- Problem description
Copy each line below that includes "this".

- Supplied records
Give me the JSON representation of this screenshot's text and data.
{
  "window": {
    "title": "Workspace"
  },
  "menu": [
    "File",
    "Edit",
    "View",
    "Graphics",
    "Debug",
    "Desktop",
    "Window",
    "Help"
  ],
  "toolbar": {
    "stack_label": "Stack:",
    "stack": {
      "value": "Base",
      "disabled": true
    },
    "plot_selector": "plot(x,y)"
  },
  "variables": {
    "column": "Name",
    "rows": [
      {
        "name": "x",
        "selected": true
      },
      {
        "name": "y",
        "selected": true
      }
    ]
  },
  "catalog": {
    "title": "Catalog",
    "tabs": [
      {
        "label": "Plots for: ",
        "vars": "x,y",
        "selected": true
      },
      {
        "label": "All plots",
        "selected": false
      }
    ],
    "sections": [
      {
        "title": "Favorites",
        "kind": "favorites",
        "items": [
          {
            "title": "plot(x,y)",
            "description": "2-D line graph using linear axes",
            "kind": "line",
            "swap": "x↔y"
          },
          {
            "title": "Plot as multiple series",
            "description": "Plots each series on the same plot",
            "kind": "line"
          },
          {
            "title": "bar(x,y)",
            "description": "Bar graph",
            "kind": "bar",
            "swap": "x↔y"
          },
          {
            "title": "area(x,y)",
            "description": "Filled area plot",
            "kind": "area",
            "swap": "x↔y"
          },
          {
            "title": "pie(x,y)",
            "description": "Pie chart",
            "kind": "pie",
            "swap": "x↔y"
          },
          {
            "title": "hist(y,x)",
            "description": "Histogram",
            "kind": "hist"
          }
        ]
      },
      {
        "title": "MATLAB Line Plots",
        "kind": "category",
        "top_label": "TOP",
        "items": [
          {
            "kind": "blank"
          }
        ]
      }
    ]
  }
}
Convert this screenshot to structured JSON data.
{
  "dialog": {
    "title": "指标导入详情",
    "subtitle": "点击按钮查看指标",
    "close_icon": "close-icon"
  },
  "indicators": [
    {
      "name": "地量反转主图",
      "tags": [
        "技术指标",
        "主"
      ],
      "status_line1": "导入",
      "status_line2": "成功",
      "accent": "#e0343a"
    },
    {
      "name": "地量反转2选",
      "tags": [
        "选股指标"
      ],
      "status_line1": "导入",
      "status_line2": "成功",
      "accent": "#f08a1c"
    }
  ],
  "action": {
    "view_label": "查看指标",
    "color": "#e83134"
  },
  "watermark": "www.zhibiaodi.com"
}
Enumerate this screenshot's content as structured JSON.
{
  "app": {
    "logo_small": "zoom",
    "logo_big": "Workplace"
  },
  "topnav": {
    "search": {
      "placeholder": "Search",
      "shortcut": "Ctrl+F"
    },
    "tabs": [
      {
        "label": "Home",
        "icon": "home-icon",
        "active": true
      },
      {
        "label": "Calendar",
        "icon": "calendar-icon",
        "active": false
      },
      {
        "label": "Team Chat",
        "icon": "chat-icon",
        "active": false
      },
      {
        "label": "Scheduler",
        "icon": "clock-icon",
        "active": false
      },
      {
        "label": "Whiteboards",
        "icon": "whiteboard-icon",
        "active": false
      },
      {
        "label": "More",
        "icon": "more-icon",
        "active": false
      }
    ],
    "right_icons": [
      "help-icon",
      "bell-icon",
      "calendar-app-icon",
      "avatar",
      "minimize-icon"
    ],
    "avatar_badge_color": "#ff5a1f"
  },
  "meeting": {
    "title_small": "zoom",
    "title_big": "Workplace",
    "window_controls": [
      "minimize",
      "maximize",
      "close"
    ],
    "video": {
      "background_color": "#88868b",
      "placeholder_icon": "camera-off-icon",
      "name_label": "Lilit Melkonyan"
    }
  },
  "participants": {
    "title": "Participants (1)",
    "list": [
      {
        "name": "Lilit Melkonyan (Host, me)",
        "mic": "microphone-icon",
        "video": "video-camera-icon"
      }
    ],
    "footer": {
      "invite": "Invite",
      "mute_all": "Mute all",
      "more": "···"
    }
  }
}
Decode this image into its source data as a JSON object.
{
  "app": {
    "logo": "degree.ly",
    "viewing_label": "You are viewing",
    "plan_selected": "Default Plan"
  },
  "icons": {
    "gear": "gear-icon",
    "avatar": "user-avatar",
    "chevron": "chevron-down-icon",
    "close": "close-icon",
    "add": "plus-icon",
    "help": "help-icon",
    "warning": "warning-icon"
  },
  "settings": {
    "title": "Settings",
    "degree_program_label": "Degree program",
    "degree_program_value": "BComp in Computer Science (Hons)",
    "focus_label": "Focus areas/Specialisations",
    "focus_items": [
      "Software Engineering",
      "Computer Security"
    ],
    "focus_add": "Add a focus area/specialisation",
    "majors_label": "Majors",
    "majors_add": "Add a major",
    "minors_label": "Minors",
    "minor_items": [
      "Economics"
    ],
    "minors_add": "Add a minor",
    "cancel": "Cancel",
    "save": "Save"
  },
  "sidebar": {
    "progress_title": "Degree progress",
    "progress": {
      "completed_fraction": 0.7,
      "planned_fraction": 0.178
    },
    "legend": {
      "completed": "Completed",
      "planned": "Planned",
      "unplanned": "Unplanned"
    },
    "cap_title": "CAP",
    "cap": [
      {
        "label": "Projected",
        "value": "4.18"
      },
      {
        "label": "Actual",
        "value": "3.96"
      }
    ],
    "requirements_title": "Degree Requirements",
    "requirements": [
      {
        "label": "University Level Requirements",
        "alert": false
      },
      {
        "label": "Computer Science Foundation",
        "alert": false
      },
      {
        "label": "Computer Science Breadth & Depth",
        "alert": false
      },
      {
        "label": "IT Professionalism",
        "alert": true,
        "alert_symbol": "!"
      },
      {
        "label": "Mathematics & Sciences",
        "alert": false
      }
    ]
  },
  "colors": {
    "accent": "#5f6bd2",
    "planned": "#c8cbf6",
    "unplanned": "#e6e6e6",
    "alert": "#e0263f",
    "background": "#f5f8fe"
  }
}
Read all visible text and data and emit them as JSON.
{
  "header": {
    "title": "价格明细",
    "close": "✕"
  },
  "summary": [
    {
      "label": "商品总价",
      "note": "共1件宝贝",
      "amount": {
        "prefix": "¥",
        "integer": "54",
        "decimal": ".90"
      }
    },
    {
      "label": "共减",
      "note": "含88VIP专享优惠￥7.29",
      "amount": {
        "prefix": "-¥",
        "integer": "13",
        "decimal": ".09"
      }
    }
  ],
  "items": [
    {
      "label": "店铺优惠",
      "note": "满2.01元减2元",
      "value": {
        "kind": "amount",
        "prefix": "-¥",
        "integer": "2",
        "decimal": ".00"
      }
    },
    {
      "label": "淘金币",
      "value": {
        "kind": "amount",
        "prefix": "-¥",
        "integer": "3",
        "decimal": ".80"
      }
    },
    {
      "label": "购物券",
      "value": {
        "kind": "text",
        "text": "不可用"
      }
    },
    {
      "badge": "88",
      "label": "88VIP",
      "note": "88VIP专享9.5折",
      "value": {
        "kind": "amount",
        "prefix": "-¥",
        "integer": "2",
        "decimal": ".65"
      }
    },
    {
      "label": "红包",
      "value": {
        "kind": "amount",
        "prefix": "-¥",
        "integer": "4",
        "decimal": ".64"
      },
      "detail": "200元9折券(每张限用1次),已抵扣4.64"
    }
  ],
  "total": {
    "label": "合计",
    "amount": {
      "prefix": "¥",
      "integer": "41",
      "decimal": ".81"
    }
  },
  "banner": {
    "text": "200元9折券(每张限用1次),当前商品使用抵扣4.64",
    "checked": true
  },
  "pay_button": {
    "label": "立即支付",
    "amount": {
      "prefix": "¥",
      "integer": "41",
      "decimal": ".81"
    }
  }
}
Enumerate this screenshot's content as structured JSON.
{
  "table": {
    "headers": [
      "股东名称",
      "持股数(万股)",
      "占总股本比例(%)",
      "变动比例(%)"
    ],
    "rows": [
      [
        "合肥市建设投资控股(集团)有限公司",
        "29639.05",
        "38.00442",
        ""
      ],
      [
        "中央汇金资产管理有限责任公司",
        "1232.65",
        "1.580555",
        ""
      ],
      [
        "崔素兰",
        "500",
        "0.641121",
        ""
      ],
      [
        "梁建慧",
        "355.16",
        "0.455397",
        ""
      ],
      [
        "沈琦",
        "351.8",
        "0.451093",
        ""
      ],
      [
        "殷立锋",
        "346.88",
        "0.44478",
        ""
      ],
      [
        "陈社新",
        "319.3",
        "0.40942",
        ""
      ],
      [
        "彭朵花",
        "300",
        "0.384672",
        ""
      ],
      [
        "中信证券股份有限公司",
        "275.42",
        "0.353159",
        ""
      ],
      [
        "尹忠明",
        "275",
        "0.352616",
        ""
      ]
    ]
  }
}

- Task result
Give me the JSON representation of this screenshot's text and data.
Convert this screenshot to structured JSON data.
Enumerate this screenshot's content as structured JSON.
Decode this image into its source data as a JSON object.
Enumerate this screenshot's content as structured JSON.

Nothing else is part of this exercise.